First of all, you have to decide whether you should buy a ground coffee or a bag of whole coffee beans in the store. Here you should always go for a bag of whole beans if you want an amazing cup of coffee from the jug.
Of course, this solution requires you to have a proper coffee grinder standing at home, but these do not cost the white out of your eyes, and a coffee grinder is indispensable if you need a cup of high-quality coffee.
The reason why the whole beans are best is primarily that they hold the flavour best when standing in the bag.
The aroma does not disappear as easily from a whole bean as it does from the ground variety, and so you can enjoy the full aroma of the coffee for a longer time.
Also, the whole beans allow you to grind the coffee exactly as you want it. A plunger can get the best results with coarsely ground beans, as the coffee is in contact with the hot water for a very long time.
Therefore, if the coffee is ground or crushed too finely, it can quickly become very bitter, which nobody is served with!
Choose a light roasted coffee!
When it comes to the coffee choice itself, I always recommend you to choose a lightly roasted coffee for french press, as the quality here is usually higher than that of the dark roasted.

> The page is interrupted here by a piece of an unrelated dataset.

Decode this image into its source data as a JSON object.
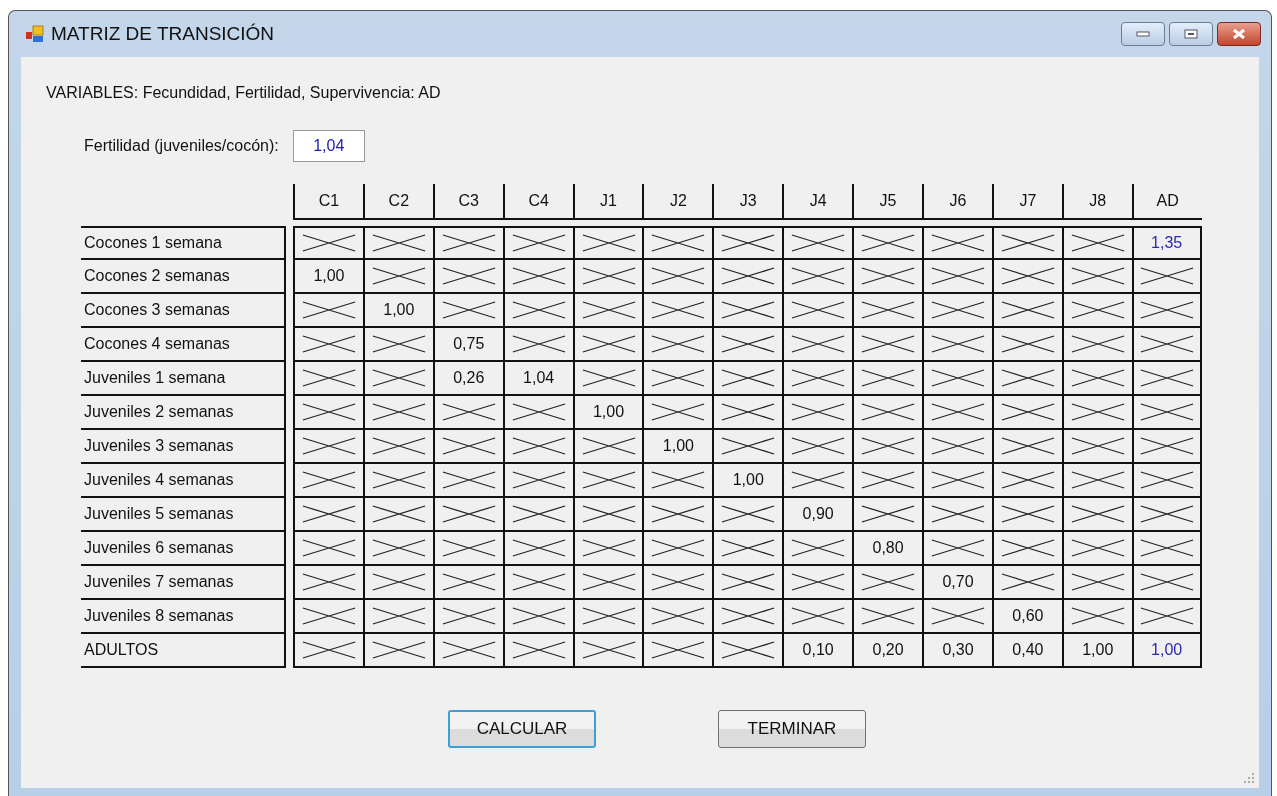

This is largely because dark roasting sometimes helps hide the beans’ lower quality, where a lightly roasted coffee has nothing to hide.
Also, a lightly roasted coffee tastes much better because all the natural coffee aromas have not been completely roasted – you will be able to taste a clear difference between a light and a dark roasted coffee bean in a french press.
The roasting and grinding of the coffee beans impact the coffee a lot when it comes to coffee pulling time in a plunger jug.
The rumours say that the coffee should only last for up to 4 minutes in a french press, but if you love the taste of coffee, you should leave it in the water for a longer time.
Here you can try out with a draw time of anything between 6 and 14 minutes, where 14 minutes is definitely not a coffee taste for everyone!
If you are curious about how much caffeine is in a coffee cup, you can read more about it in this article.
Grind size for french press?
When brewing coffee, many times I am left with the impression that it is an art form, more than anything else.
In regards to brewing French press, you will need to use coarse coffee grounds.
With espresso you have high pressure, and you will brew a shot in 25 seconds, so you need to keep everything very fine, to extract all the flavours in shortest amount of time possible.
With the French press, you have the exact opposite scenario.
YOu are using several minutes brewing a pot of coffee, so you have time to slowly let the coarse coffee grounds develop and develop their taste profile.
Now, you remember I mentioned I feel brewing is a kind of art? Well, this is why. You see, if you brew with too coarse grounded beans, you lose flavours and end up with a weak cup of coffee, and if you on the other hand grind too fine, when you brew you will block the percolator, and end up with no coffee, and a mess you need to clean.
Try again and again and again…
An ordinary coffee maker is very forgiving when it comes to function as it pretty much always gives a uniform result; a result that coffee fans might be tempted to call boring.
Here, a french press is a slightly bigger challenge, as both the coffee grounds and the draw time in the water can vary widely from type to type.
This makes coffee brewing a little harder to start with, but there is simply nothing to do but try again and again – practice makes master, and once you have mastered your french press, you get a world-class coffee experience every time!